The air battle was also huge. The Red Army suffered about 70,000 casualties of all types in the fighting at Kursk, excluding the wider Soviet counteroffensives on either side of the salient, which cost another 100,000 men. The Soviets lost nearly 500 aircraft and more than half the armor force they deployed, or over 1,600 tanks. In the main battle the Germans lost 57,000 men and considerably fewer tanks and planes, about 300 and 200, respectively. However, they lost so many tanks and planes in the related Soviet counteroffensives that followed Kursk—Operations KUTUZOV and RUMIANTSEV —that the Wehrmacht never again launched a strategic offensive operation on the Eastern Front. Instead, it surrendered the initiative and was confined to local counterattacks. Germany was already being out-produced in major weapons systems. Despite temporarily regaining a technical advantage with its Panthers and Tigers, it was out-produced in armor in such quantities by the Soviet Union and Western Allies that it never recovered its relative position from the loss of combat power in men and war machines suffered in the summer of 1943. For that reason, Kursk is often identified as the major turning point along the Eastern Front, more so even than Stalingrad. The Red Army for the first time at Kursk succeeded in physically blunting a major German offensive, rather than just defending desperately against it until the Wehrmacht ran out of momentum, as happened before at Moscow in December 1941, and at Stalingrad in November 1942. Then the Stavka launched a set of massive counteroffensives, which completely fooled the Germans in their direction, intentions, and timing. Kursk was, in Heinz Guderian’s expert estimation, the decisive defeat for Germany to that point in the war. After Kursk, the Soviets took the strategic offensive, starting a long and bloody drive that ended only with Hitler’s death in the “Führerbunker” beneath the ruins of Berlin in May 1945.
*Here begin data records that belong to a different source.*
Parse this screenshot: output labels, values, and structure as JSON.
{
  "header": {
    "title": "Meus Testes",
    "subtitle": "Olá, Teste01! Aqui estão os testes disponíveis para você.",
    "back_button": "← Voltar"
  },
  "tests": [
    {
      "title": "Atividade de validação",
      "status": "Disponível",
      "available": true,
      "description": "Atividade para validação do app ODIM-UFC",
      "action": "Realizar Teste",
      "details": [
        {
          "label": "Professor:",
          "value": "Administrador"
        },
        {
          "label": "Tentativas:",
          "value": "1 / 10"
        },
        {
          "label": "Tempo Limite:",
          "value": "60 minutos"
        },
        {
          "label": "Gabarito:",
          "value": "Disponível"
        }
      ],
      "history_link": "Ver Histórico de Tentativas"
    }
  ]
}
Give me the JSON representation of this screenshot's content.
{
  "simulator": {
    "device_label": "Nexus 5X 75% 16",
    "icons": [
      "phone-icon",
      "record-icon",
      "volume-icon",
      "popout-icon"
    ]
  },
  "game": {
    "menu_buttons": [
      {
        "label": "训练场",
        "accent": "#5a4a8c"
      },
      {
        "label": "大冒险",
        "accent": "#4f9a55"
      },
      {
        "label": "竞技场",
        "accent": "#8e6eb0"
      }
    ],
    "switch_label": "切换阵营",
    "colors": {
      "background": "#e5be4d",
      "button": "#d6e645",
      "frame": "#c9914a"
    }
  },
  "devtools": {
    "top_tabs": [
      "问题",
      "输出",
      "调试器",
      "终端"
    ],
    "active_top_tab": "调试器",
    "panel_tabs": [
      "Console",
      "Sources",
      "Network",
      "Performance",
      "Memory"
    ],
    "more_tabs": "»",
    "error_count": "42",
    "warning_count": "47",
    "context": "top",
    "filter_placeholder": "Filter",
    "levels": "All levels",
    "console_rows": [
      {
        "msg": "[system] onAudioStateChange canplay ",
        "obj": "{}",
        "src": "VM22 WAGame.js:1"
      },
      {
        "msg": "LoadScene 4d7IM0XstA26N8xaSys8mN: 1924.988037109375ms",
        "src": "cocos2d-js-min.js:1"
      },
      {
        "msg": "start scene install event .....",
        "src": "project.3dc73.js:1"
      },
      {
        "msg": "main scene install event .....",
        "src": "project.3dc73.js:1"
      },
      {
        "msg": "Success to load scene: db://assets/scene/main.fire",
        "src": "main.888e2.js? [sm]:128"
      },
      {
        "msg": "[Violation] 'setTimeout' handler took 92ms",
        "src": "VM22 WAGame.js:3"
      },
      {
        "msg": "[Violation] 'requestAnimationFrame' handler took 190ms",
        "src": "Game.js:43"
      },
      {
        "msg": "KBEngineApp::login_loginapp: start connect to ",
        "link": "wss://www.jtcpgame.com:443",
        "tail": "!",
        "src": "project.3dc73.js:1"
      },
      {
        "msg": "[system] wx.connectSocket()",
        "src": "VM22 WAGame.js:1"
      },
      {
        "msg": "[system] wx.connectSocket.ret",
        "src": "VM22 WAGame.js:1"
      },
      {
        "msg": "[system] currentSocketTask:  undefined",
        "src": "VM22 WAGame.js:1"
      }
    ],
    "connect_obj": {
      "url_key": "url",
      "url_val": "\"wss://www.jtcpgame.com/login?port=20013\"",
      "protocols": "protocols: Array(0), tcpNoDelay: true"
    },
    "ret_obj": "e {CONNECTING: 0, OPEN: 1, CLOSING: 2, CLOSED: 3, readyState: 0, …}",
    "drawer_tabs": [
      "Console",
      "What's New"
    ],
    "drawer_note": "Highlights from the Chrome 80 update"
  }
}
And yet, arms and aircraft production for both armed forces increased to the end of 1943 and again in 1944, while enlistments swelled new divisions, armies, and army groups. Most casualties suffered along the Eastern Front in World War II still lay in the future. Kursk no doubt massively accelerated the pace of destruction of German military power. But it cannot be argued that, had the Soviets lost at Kursk, the final outcome of the war would have been placed in grave doubt. Not even the greatest battle ever fought was sufficient to decide the larger armed struggle between mighty industrial empires. To decide the war in the east it would take a series of additional battles—a full campaign—fought hard to the end of 1943, then more savage campaigns along several axes of Soviet advance and German counterattack in 1944, and yet more thrusts and fighting and destruction over the first four months of 1945. Meanwhile, the air war continued over Germany and heavy fighting took place in Italy, while the Western powers did not invade France until mid-1944, after which there remained 11 months of fighting in the west. While it cannot really be said, therefore, that Kursk was “the” decisive victory or defeat of World War II, it certainly numbered among its greatest battles and did much to confirm and accelerate the trajectory of attrition that led to ultimate Soviet victory and German defeat.
Suggested Reading: Walter S. Dunn, Kursk: Hitler’s Gamble, 1943 (1997); David M. Glantz and Harold S. Orenstein, eds., The Battle for Kursk, 1943 (1999).